For those working in the sector as well as families which have had experience of it, the report doesn’t contain any surprises. There are many findings which include:

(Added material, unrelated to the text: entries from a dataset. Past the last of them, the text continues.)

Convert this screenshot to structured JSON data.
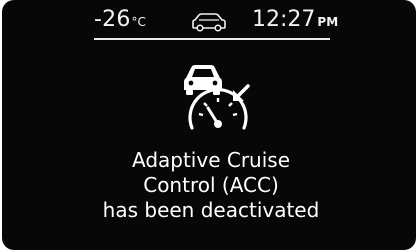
{
  "status": {
    "temperature": "-26",
    "temperature_unit": "°C",
    "vehicle_icon": "car-outline-icon",
    "time": "12:27",
    "ampm": "PM"
  },
  "warning": {
    "icon": "acc-icon",
    "message_lines": [
      "Adaptive Cruise",
      "Control (ACC)",
      "has been deactivated"
    ]
  },
  "colors": {
    "background": "#070707",
    "text": "#ffffff",
    "divider": "#e9e9e9"
  }
}
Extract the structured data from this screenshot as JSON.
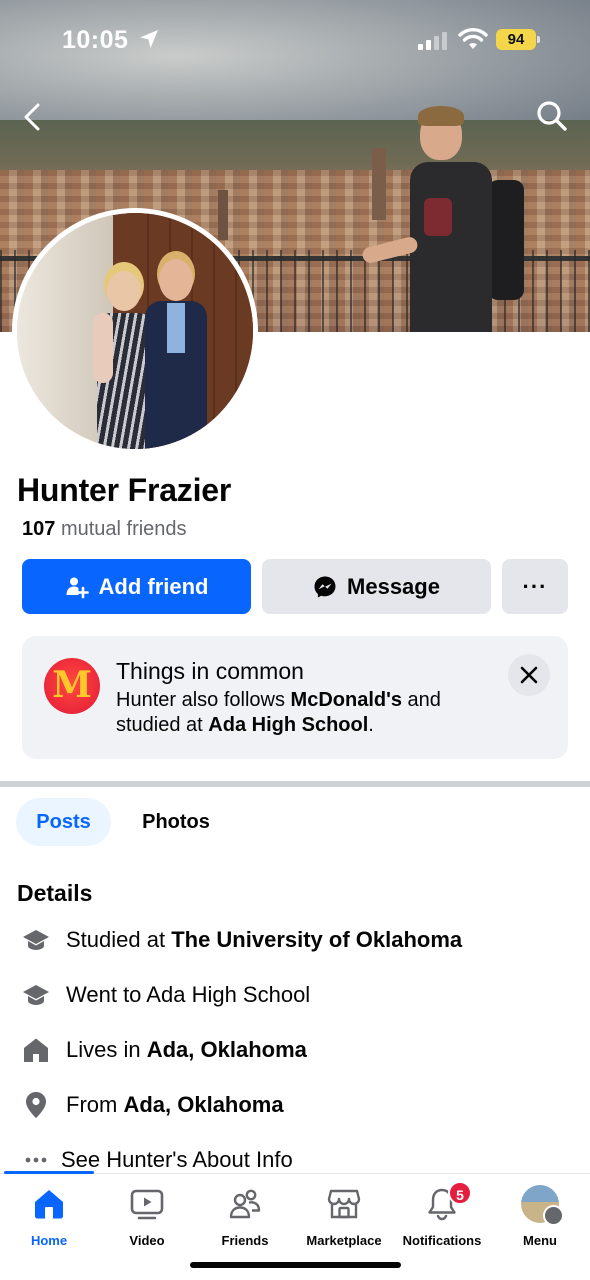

  • The 2014 reforms were the right ones. The report identifies however that various factors have ‘badly hampered’ their implementation.
  • ‘The significant shortfall in funding is a serious contributory factor to the failure on the part of schools and local authorities to meet the needs of children and young people with SEND’.
  • Accountability for SEND is lacking – although data is gathered ‘nobody appears to be taking any action’ as a result and ‘no-one appears to be asking anyone to take responsibility’.
  • There is ‘a lack of standardised practice, forms and an increase in bureaucracy’. The result of this is that SENCOs have less time to support teachers in the classroom or to work directly with children and young people [this is reinforced by the findings of the SENCO Workload Survey].
  • Due to the unintended consequences of other education policies, the ability of local authorities to carry out their duties is limited; the report suggests that ‘the government must decide whether it wants local authorities to retain the statutory duties of the 2014 Act’.
  • ‘The intense focus on Education Health and Care Plans and the transition date [from Statements to Education Health and Care Plans] has led to children on SEN Support being neglected’.
  • ‘The Department for Education, and the country as a whole, is not ambitious enough for its young people with SEND’.
  • Joint working between education, health and social care is not working.


There are more than 20 recommendations including the following:

  • ‘The Government should introduce a reporting and accountability mechanism for non-compliance so that parents and schools can report directly to the Department for Education where local authorities appear not to be complying with the law’.
  • The forthcoming SEND Review should ‘address the relationship between need and available provision’.
  • ‘Ofsted must deliver a clear judgement…that schools are delivering for individual children with SEND…and that inclusive schools get the recognition that they deserve’.
  • The time between taking up the role of SENCO and achieving the National Award for SEN Coordination (NASENCO) should be decreased.
  • Local authorities should be able to create new specialist schools free of the constraints of the free school programme.
  • ‘More needs to be done to include children and young people in the writing of their Plans and decision making about the support they receive’.


Although it is clear that more funding is needed and that changes have to be made to systems and processes, as the report says, it is essential that a change in culture is also made. The key principles outlined in the SEND Code of Practice (page 19), which firmly place children, young people and their families at the centre of the system, should be the frame of reference by which all developments and decisions are made and the measure by which success is evaluated.